Manchester Metropolitan University's Research Repository

    The case for creative folklore in pedagogical practice

    Starnes, Kathryn (2021) The case for creative folklore in pedagogical practice. Art & the Public Sphere, 10 (2). pp. 225-232. ISSN 2042-793X

    Accepted Version
    Download (167kB) | Preview


    The political question of who can produce knowledge and how we delineate epistemological standards without reproducing epistemic marginalization is central to critical pedagogy in international relations (IR) scholarship.
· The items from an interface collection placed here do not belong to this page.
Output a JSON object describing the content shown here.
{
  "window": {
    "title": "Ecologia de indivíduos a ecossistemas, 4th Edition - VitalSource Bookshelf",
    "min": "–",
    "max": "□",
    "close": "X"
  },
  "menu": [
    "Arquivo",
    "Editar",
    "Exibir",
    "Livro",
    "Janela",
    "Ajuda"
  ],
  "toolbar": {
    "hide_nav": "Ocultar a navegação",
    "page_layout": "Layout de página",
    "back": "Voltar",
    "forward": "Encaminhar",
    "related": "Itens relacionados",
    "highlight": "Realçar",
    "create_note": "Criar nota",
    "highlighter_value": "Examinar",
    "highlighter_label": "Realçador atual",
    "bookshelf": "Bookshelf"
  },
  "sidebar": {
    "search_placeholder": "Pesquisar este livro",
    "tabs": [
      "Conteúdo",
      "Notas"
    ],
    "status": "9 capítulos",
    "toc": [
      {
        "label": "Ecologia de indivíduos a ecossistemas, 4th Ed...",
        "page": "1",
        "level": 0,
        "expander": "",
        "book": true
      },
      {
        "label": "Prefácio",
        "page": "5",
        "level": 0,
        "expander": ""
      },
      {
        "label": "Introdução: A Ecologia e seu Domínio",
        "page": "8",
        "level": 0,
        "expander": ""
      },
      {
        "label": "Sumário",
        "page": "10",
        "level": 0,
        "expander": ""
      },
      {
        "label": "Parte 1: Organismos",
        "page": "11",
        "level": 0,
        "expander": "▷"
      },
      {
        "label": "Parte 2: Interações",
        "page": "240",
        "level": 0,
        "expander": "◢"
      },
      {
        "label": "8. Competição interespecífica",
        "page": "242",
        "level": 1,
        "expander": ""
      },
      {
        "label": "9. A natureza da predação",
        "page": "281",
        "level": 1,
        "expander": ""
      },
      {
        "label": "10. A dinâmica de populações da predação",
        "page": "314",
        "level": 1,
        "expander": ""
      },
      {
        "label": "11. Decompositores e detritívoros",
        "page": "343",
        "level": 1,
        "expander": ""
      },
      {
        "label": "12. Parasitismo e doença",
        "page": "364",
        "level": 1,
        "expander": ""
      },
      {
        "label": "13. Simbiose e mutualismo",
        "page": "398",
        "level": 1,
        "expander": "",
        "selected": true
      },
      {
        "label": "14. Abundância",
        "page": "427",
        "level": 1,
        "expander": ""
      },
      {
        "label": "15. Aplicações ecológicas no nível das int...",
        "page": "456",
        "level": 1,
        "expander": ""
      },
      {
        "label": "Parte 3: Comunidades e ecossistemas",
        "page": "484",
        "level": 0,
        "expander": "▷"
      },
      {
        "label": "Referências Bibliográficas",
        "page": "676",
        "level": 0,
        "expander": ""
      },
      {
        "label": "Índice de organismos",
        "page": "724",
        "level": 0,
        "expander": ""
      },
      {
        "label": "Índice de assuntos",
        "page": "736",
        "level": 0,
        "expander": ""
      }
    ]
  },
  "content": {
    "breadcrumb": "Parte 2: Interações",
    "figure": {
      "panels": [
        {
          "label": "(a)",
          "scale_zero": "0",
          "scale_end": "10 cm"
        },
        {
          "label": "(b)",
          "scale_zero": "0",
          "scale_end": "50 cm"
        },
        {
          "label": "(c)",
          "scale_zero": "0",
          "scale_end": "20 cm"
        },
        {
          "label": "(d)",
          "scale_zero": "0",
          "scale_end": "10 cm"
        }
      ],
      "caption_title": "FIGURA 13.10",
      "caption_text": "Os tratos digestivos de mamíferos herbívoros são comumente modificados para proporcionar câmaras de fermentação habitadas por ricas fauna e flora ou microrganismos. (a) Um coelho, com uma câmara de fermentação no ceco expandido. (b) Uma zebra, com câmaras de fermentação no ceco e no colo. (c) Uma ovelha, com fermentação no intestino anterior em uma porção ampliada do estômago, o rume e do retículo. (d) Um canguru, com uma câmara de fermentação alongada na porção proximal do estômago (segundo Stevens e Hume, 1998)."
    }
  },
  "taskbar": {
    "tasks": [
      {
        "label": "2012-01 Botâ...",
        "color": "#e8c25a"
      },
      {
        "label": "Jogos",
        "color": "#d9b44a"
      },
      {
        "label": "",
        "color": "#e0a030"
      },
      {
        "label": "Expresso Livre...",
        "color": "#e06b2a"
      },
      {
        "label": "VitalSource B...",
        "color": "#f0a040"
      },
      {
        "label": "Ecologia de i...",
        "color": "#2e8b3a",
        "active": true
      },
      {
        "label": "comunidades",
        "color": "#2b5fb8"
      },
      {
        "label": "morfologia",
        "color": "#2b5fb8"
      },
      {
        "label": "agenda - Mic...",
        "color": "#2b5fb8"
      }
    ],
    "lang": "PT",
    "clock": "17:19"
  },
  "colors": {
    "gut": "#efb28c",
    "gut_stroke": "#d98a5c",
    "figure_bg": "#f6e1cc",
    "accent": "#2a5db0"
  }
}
While critical pedagogies often attempt to enact an emancipatory agenda, they largely rely on the educator as knowledge (re)producer and student as passive consumer, with little to say on what it means to be emancipated, the oppressions at stake or the means of enacting this project. Drawing on Simon Bronner’s definition of folklore, this article explores folklore as a creative practice allowing us to explore who the ‘folk’ are in the process of teaching and how we constitute disciplinary ‘lore’ to incite students to revise and reflect on disciplinary boundaries. The article focuses on IR pedagogy as a creative practice, arguing that deploying a folklore lens allows us to challenge the uncritical reproduction of disciplinary boundaries.

    Impact and Reach


    Activity Overview
    6 month trend
    6 month trend

    Additional statistics for this dataset are available via IRStats2.


    Repository staff only

    Edit record Edit record